Information ::

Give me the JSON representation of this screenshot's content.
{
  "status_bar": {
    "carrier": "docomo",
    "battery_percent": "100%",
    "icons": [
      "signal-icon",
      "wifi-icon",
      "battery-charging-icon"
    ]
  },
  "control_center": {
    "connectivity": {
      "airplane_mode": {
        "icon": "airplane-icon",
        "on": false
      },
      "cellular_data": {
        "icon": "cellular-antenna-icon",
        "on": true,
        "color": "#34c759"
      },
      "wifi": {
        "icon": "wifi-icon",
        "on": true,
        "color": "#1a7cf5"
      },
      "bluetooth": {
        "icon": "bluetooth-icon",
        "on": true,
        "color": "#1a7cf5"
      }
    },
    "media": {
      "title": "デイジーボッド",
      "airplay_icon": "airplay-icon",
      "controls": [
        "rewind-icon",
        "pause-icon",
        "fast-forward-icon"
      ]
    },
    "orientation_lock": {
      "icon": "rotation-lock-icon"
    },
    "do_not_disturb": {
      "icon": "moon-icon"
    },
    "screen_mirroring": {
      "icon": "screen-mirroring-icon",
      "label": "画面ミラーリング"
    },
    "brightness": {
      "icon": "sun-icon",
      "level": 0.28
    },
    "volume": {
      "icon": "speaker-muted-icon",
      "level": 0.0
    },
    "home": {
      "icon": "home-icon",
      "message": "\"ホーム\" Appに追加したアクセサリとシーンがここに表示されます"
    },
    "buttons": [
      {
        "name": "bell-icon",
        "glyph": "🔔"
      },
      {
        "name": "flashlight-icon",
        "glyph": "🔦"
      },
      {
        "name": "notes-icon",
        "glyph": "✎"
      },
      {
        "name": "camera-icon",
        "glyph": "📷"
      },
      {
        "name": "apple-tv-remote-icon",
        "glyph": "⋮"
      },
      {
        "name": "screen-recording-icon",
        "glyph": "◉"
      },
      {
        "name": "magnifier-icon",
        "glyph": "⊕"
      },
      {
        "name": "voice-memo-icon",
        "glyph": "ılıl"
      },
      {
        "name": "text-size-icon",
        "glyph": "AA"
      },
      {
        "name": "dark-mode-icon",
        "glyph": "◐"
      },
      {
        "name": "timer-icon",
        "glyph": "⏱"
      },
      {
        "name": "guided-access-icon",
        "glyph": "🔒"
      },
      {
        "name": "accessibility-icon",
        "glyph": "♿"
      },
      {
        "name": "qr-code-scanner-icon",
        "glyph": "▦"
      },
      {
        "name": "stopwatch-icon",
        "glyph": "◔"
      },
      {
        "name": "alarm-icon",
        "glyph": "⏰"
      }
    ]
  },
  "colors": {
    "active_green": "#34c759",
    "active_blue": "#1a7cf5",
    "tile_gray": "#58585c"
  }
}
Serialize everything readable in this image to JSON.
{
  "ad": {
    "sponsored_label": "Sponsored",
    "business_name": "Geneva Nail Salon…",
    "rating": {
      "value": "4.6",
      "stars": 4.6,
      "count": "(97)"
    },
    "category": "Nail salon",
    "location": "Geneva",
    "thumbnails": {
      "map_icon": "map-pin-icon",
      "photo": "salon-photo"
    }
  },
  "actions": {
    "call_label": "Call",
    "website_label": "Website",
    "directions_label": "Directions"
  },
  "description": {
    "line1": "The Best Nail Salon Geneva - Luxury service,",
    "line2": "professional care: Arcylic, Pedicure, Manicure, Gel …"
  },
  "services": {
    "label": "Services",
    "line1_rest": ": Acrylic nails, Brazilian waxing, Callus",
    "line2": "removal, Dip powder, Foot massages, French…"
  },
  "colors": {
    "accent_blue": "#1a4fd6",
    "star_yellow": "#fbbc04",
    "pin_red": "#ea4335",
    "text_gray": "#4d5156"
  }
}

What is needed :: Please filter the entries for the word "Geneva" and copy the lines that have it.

Completed task ::
    "business_name": "Geneva Nail Salon…",
    "location": "Geneva",
    "line1": "The Best Nail Salon Geneva - Luxury service,",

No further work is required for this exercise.